July Seascapes, Whitstable (2022)


These photographs were taken on the day after the UK saw those uncanny, record-breaking temperatures. We went to the beach to escape the strange temperature of our terraced house and swam gratefully in the shallowing sea. A few people wondered what I was doing with my camera pushed into a translucent bag and photographing into the sun, but I was out there, experimenting, gunning for heat haze and the shimmer. Turns out that double-wrapping the lens with gauze makes moonlight out of sunshine.



Grasses After Lamplough #2 (2022)

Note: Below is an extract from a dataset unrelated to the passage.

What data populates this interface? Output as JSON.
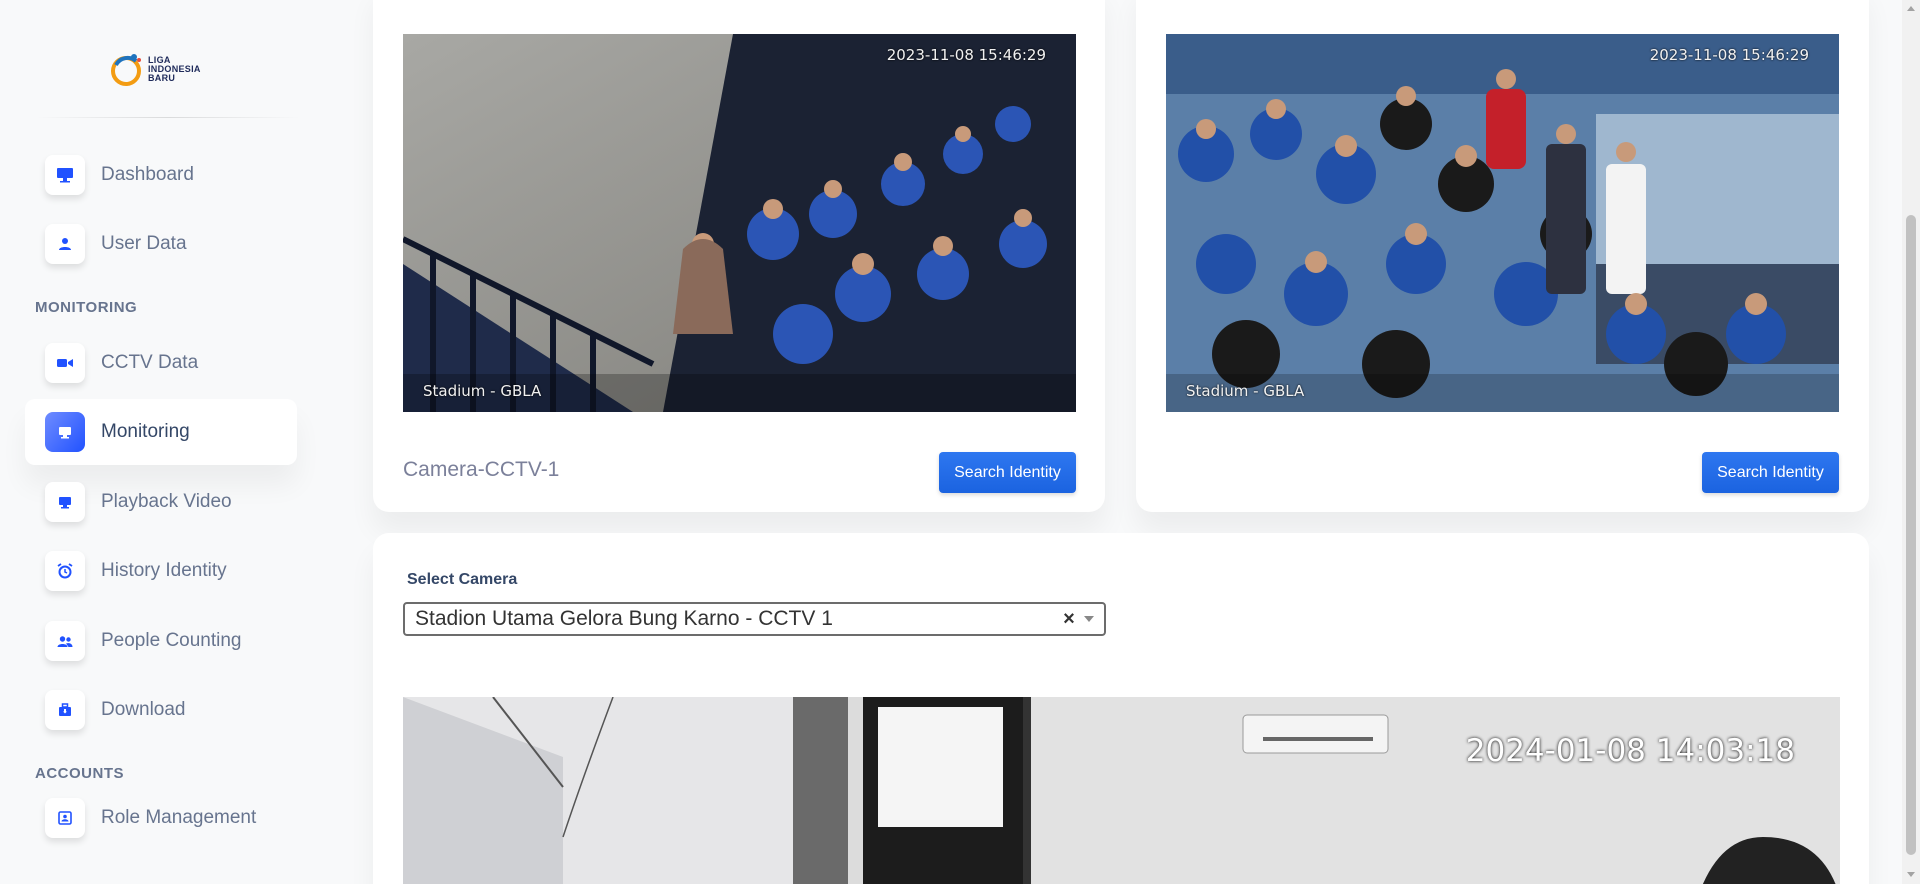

A second collection of photographs inspired by the watercolour paintings of Augustus Osbourne Lamplough, our most recent Kick-About prompt. In order to emulate the soft tonal range of Lamplough’s landscapes, I photographed this unkempt basin of umbellifers and grasses through gauze to flatten everything out and spread the sunlight liberally. In some of these images you can see the weave of the gauze producing a cross-hatching effect across the surface of the image.



Grasses After Lamplough #1 (2022)


I wasn’t familiar with Augustus Osbourne Lamplough’s work (our latest Kick-About muse) but I find his paintings completely magical, and can hardly believe they’re paintings at all, in so much as all that soft golden light and gauze is produced from paint and brushes onto paper.

In Lamplough’s landscapes, I find the impressionism and light-play I always want from my own photographs, and it was a happy coincidence the Lamplough prompt should arrive in the same week I was experimenting with physical gauzes to produce more diffuse lighting effects of my own.

Suitably inspired, I returned to a local bit of unadopted scrub set just back from the sea front (last seen here under very different circumstances) and indulged once more my love of grasses, in all their billowing contours. First putting my camera into an organza bag, I proceeded to photograph the scrub as the wind pushed it this way and that, and the sun illuminated every quill and strand of it. Meanwhile, the gauze served to flatten everything out and flood the subject with light, producing some Lamplough-like atmospheres from a largely over-looked landscape. There are a few more to follow in coming days.